# [Task prompt]
Your answer must be a word-for-word copy of the listing below, minus its pictures.

# [Raw data]

- Opening Delimiter -

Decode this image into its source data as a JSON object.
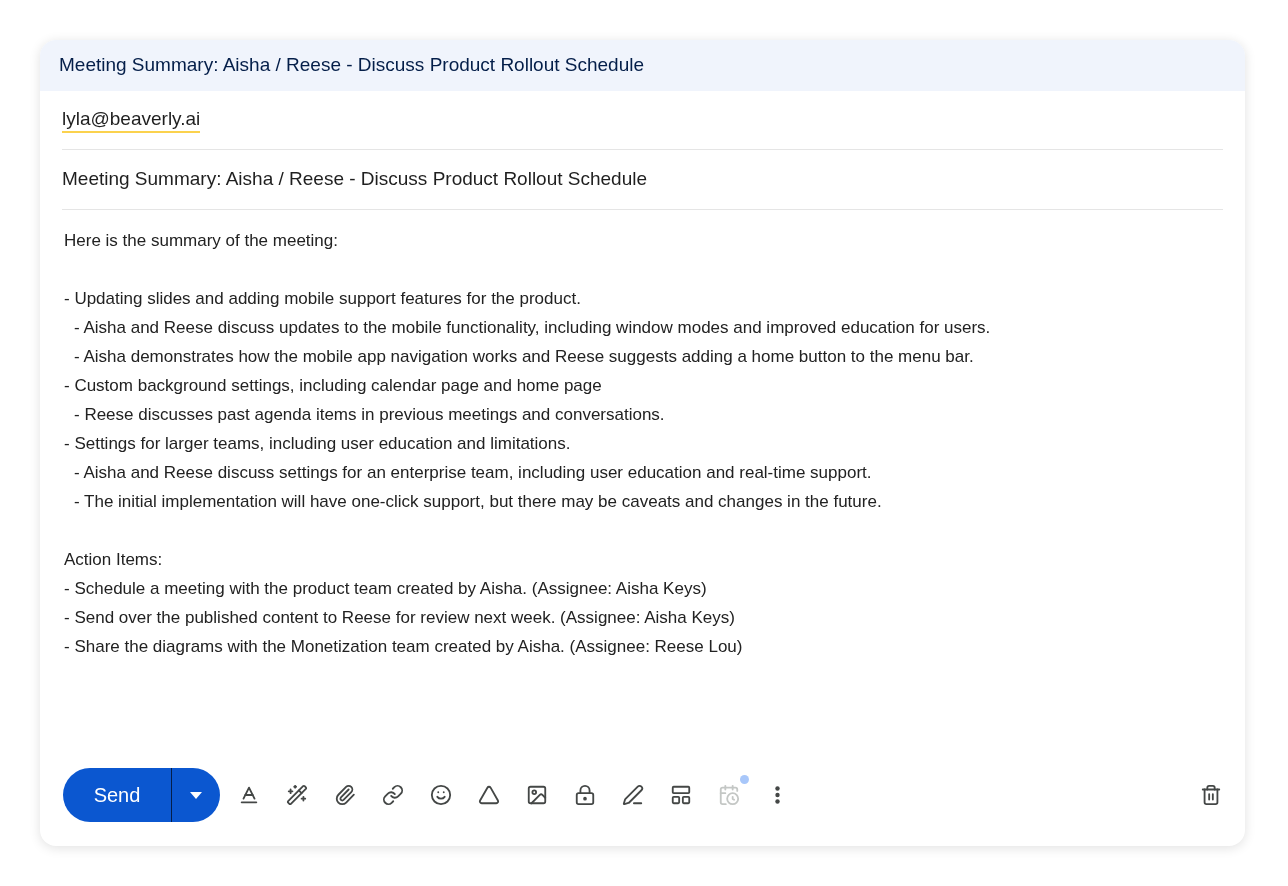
{
  "window": {
    "title": "Meeting Summary: Aisha / Reese - Discuss Product Rollout Schedule"
  },
  "recipients": [
    {
      "address": "lyla@beaverly.ai"
    }
  ],
  "subject": "Meeting Summary: Aisha / Reese - Discuss Product Rollout Schedule",
  "body": [
    {
      "heading": "Here is the summary of the meeting:"
    },
    {
      "items": [
        {
          "text": "- Updating slides and adding mobile support features for the product.",
          "children": [
            {
              "text": "- Aisha and Reese discuss updates to the mobile functionality, including window modes and improved education for users."
            },
            {
              "text": "- Aisha demonstrates how the mobile app navigation works and Reese suggests adding a home button to the menu bar."
            }
          ]
        },
        {
          "text": "- Custom background settings, including calendar page and home page",
          "children": [
            {
              "text": "- Reese discusses past agenda items in previous meetings and conversations."
            }
          ]
        },
        {
          "text": "- Settings for larger teams, including user education and limitations.",
          "children": [
            {
              "text": "- Aisha and Reese discuss settings for an enterprise team, including user education and real-time support."
            },
            {
              "text": "- The initial implementation will have one-click support, but there may be caveats and changes in the future."
            }
          ]
        }
      ]
    },
    {
      "heading": "Action Items:",
      "items": [
        {
          "text": "- Schedule a meeting with the product team created by Aisha. (Assignee: Aisha Keys)"
        },
        {
          "text": "- Send over the published content to Reese for review next week. (Assignee: Aisha Keys)"
        },
        {
          "text": "- Share the diagrams with the Monetization team created by Aisha. (Assignee: Reese Lou)"
        }
      ]
    }
  ],
  "send_button": "Send",
  "toolbar": [
    {
      "kind": "format",
      "disabled": false
    },
    {
      "kind": "ai-write",
      "disabled": false
    },
    {
      "kind": "attach",
      "disabled": false
    },
    {
      "kind": "link",
      "disabled": false
    },
    {
      "kind": "emoji",
      "disabled": false
    },
    {
      "kind": "drive",
      "disabled": false
    },
    {
      "kind": "photo",
      "disabled": false
    },
    {
      "kind": "confidential",
      "disabled": false
    },
    {
      "kind": "signature",
      "disabled": false
    },
    {
      "kind": "layout",
      "disabled": false
    },
    {
      "kind": "schedule",
      "disabled": true,
      "badge": true
    },
    {
      "kind": "more",
      "disabled": false
    }
  ]
}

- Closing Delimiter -

# [Written response]
Decode this image into its source data as a JSON object.
{
  "window": {
    "title": "Meeting Summary: Aisha / Reese - Discuss Product Rollout Schedule"
  },
  "recipients": [
    {
      "address": "lyla@beaverly.ai"
    }
  ],
  "subject": "Meeting Summary: Aisha / Reese - Discuss Product Rollout Schedule",
  "body": [
    {
      "heading": "Here is the summary of the meeting:"
    },
    {
      "items": [
        {
          "text": "- Updating slides and adding mobile support features for the product.",
          "children": [
            {
              "text": "- Aisha and Reese discuss updates to the mobile functionality, including window modes and improved education for users."
            },
            {
              "text": "- Aisha demonstrates how the mobile app navigation works and Reese suggests adding a home button to the menu bar."
            }
          ]
        },
        {
          "text": "- Custom background settings, including calendar page and home page",
          "children": [
            {
              "text": "- Reese discusses past agenda items in previous meetings and conversations."
            }
          ]
        },
        {
          "text": "- Settings for larger teams, including user education and limitations.",
          "children": [
            {
              "text": "- Aisha and Reese discuss settings for an enterprise team, including user education and real-time support."
            },
            {
              "text": "- The initial implementation will have one-click support, but there may be caveats and changes in the future."
            }
          ]
        }
      ]
    },
    {
      "heading": "Action Items:",
      "items": [
        {
          "text": "- Schedule a meeting with the product team created by Aisha. (Assignee: Aisha Keys)"
        },
        {
          "text": "- Send over the published content to Reese for review next week. (Assignee: Aisha Keys)"
        },
        {
          "text": "- Share the diagrams with the Monetization team created by Aisha. (Assignee: Reese Lou)"
        }
      ]
    }
  ],
  "send_button": "Send",
  "toolbar": [
    {
      "kind": "format",
      "disabled": false
    },
    {
      "kind": "ai-write",
      "disabled": false
    },
    {
      "kind": "attach",
      "disabled": false
    },
    {
      "kind": "link",
      "disabled": false
    },
    {
      "kind": "emoji",
      "disabled": false
    },
    {
      "kind": "drive",
      "disabled": false
    },
    {
      "kind": "photo",
      "disabled": false
    },
    {
      "kind": "confidential",
      "disabled": false
    },
    {
      "kind": "signature",
      "disabled": false
    },
    {
      "kind": "layout",
      "disabled": false
    },
    {
      "kind": "schedule",
      "disabled": true,
      "badge": true
    },
    {
      "kind": "more",
      "disabled": false
    }
  ]
}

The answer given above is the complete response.